ASSIGNMENT:
Filter the data for lines with the word "JSON" and copy those lines.

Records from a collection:
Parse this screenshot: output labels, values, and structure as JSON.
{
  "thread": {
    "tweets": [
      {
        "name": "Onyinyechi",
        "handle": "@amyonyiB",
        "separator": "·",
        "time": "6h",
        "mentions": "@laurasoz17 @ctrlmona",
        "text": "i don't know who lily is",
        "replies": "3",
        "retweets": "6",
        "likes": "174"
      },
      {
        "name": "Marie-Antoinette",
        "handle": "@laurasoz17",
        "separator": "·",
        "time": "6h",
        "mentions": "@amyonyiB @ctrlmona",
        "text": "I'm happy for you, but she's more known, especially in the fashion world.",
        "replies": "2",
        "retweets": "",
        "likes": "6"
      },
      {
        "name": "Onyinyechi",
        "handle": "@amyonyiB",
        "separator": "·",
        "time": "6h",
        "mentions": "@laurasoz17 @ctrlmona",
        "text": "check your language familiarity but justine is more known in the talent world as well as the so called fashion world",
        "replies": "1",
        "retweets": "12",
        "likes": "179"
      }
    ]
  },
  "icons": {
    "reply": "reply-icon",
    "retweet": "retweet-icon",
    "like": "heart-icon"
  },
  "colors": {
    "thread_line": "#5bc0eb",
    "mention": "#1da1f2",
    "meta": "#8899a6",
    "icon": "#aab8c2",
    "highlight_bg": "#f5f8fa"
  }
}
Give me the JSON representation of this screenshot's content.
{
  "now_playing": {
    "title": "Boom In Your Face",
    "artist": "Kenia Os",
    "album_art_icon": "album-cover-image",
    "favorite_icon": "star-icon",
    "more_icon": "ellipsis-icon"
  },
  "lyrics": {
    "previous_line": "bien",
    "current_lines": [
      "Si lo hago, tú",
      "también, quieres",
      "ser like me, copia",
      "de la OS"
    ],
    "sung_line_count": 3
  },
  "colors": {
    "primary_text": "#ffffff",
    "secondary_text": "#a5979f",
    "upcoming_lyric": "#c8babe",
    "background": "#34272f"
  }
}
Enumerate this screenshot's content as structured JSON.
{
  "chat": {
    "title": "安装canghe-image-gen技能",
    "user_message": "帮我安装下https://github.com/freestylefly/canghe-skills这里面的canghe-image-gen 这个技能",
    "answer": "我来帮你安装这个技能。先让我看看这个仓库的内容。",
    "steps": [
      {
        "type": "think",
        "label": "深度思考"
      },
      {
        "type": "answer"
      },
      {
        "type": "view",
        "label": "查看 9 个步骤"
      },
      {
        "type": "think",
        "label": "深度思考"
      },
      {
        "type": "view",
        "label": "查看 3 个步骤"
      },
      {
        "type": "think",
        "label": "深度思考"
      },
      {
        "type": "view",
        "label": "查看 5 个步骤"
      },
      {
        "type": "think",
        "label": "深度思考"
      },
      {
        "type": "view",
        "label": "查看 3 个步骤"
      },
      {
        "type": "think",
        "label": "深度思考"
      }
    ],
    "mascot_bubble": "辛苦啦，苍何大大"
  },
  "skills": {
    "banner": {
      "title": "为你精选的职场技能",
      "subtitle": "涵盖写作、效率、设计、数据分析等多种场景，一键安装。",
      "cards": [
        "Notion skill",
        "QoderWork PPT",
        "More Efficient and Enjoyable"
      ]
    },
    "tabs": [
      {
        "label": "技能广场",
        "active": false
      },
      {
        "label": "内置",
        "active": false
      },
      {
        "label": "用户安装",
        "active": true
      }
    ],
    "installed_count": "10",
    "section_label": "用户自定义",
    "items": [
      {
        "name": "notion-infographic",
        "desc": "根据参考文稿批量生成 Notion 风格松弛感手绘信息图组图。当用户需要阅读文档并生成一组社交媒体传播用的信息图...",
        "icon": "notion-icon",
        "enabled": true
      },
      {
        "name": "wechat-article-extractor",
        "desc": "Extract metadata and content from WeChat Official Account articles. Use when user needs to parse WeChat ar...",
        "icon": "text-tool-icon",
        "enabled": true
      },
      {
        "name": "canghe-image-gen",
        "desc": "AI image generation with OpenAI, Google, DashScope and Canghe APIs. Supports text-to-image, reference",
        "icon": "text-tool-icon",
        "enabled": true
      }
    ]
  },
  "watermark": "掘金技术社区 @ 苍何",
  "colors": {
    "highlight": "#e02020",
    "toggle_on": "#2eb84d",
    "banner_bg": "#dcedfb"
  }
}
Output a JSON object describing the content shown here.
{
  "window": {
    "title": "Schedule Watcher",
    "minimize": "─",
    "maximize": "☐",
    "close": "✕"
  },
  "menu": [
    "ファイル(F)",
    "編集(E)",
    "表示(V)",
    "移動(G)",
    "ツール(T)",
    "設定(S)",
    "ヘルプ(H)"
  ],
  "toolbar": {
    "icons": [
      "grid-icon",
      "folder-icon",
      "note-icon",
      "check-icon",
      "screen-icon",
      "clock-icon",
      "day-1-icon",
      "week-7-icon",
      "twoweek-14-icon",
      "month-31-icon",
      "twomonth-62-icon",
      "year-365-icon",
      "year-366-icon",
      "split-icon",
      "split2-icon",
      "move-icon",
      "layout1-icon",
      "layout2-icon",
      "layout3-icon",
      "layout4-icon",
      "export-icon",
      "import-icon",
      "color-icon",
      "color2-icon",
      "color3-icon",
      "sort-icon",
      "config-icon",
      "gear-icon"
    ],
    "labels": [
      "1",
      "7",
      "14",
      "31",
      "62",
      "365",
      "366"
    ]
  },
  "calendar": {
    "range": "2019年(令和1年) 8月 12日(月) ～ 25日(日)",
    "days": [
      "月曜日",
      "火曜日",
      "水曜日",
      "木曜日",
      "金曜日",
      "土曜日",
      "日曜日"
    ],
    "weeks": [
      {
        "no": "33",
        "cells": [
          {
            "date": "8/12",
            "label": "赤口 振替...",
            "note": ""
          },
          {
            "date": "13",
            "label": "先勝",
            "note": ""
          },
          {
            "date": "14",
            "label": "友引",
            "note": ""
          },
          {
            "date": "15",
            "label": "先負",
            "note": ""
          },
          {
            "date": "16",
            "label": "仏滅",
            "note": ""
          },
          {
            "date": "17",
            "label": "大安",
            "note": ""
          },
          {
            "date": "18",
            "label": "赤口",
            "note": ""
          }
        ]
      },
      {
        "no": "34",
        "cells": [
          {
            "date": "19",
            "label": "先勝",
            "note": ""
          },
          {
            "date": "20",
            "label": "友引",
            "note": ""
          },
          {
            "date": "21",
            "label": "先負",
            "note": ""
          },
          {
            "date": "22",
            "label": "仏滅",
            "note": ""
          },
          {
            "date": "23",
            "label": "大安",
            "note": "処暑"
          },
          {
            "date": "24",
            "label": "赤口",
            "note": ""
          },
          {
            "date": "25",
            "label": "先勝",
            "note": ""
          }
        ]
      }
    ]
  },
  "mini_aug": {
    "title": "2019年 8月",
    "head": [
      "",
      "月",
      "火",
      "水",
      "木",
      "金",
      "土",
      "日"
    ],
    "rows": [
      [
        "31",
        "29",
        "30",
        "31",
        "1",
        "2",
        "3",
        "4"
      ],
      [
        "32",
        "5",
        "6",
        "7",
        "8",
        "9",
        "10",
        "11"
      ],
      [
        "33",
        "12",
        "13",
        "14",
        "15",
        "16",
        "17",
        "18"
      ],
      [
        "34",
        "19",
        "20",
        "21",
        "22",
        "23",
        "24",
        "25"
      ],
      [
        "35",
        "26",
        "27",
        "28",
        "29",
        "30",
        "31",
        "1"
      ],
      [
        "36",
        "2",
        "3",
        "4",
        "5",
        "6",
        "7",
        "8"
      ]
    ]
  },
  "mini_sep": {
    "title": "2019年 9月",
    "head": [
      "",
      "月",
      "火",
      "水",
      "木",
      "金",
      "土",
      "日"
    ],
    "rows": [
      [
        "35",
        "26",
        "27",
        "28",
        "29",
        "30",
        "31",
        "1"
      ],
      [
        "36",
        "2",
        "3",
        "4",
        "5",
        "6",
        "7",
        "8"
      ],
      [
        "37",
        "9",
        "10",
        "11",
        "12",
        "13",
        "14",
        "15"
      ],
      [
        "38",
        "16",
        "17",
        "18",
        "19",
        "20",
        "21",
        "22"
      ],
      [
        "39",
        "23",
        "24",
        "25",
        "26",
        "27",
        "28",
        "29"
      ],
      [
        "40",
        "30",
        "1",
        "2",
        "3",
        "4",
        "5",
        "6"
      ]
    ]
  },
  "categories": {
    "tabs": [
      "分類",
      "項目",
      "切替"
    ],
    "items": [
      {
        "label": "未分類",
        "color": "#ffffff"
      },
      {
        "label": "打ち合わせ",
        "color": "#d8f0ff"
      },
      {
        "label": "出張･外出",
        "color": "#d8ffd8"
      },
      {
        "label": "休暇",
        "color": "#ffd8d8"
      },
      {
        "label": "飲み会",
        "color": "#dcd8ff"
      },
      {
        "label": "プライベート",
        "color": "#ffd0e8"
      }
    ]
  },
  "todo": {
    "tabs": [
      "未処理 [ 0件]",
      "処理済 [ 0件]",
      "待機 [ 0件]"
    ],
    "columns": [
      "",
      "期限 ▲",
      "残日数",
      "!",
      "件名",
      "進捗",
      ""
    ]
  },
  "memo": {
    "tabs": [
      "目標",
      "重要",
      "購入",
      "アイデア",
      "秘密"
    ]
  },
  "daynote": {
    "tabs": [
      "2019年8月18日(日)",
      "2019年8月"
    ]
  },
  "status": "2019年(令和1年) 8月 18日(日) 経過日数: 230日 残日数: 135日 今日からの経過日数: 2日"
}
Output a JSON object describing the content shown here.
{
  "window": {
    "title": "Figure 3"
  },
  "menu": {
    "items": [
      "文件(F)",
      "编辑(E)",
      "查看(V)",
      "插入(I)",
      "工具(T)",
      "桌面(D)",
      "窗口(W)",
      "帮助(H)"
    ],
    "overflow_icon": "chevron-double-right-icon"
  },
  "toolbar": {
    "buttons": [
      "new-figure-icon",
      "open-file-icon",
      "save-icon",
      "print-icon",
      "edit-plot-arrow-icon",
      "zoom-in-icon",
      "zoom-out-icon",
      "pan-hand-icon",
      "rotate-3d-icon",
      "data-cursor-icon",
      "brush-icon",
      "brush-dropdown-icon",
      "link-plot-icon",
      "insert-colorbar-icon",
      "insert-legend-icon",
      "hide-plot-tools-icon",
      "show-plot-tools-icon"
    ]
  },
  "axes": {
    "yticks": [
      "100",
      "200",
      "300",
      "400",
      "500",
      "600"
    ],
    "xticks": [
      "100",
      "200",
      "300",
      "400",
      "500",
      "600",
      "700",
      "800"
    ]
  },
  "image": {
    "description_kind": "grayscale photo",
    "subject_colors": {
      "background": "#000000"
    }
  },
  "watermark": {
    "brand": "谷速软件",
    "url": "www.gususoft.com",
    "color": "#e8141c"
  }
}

RESULT FOR THIS TASK:
Parse this screenshot: output labels, values, and structure as JSON.
Give me the JSON representation of this screenshot's content.
Enumerate this screenshot's content as structured JSON.
Output a JSON object describing the content shown here.
Output a JSON object describing the content shown here.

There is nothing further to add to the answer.